Looking like a miniature dandelion, but growing only one foot tall, this annual plant appears in lawns and roadsides in spring. The stems are leafless, or leafy only near the base, and contain a milky sap. Most of the leaves are clustered around the base, long and narrow, often wider near the tip, somewhat hairy and pointed. They are about 4 inches long and light green. A clump of fibrous roots anchors the plant – true dandelions have a long taproot.

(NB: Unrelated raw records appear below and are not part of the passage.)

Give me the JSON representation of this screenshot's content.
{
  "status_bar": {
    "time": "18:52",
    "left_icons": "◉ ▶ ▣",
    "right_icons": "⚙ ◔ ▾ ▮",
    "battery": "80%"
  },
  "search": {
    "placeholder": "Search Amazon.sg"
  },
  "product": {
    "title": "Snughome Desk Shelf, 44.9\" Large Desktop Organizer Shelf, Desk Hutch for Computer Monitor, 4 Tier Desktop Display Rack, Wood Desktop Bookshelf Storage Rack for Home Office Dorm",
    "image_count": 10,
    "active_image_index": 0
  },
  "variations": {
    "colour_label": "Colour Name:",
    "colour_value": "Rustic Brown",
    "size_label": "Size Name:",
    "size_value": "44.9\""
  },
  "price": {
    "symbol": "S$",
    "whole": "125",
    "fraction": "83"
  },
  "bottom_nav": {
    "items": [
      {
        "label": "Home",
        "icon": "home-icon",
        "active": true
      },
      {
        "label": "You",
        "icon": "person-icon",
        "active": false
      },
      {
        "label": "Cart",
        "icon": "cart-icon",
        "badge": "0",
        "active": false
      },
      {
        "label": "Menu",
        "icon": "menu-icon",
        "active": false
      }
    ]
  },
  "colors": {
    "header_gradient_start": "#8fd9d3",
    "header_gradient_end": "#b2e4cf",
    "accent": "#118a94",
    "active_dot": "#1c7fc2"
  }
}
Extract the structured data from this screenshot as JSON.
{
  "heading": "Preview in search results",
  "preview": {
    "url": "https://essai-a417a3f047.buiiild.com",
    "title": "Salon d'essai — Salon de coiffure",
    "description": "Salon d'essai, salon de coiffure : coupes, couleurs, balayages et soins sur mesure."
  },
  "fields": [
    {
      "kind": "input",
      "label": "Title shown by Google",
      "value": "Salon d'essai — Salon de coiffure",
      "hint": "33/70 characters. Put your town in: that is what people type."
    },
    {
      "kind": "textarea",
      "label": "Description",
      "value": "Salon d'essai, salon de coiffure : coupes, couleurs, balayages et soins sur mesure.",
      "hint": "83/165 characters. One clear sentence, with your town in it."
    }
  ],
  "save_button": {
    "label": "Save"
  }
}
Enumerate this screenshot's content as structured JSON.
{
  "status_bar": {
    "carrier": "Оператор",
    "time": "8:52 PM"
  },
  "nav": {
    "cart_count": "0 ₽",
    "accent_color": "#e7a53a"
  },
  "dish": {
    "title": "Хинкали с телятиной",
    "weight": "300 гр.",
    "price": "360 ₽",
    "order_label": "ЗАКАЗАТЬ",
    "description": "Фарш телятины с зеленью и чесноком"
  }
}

The flower heads are small, less than 1 inch across, on long stalks and composed of all ray flowers, bright golden-yellow and strap-like. The tips of the rays are flat and cut into 3-5 shallow segments. The flowers are followed by round see heads , less than an inch in diameter, covered with bristles, which will carry the dry seeds (achenes) on the wind to new locations.
Dwarf Dandelion blooms from March through July in dry, poor soils, roadsides, fields, lawns, and sandy places. The plant is widespread across Virginia, and ranges from Maine and Vermont to Wisconsin and south to Florida and Texas. Growing best in full sun, acidic soils, and often in disturbed areas, this little plant would do well in rock gardens, and as a low border among early blooming spring bulbs.
By Helen Hamilton, past-president of the John Clayton Chapter, VNPS
Photo: Dwarf Dandelion (Krigia virginica) taken by Helen Hamilton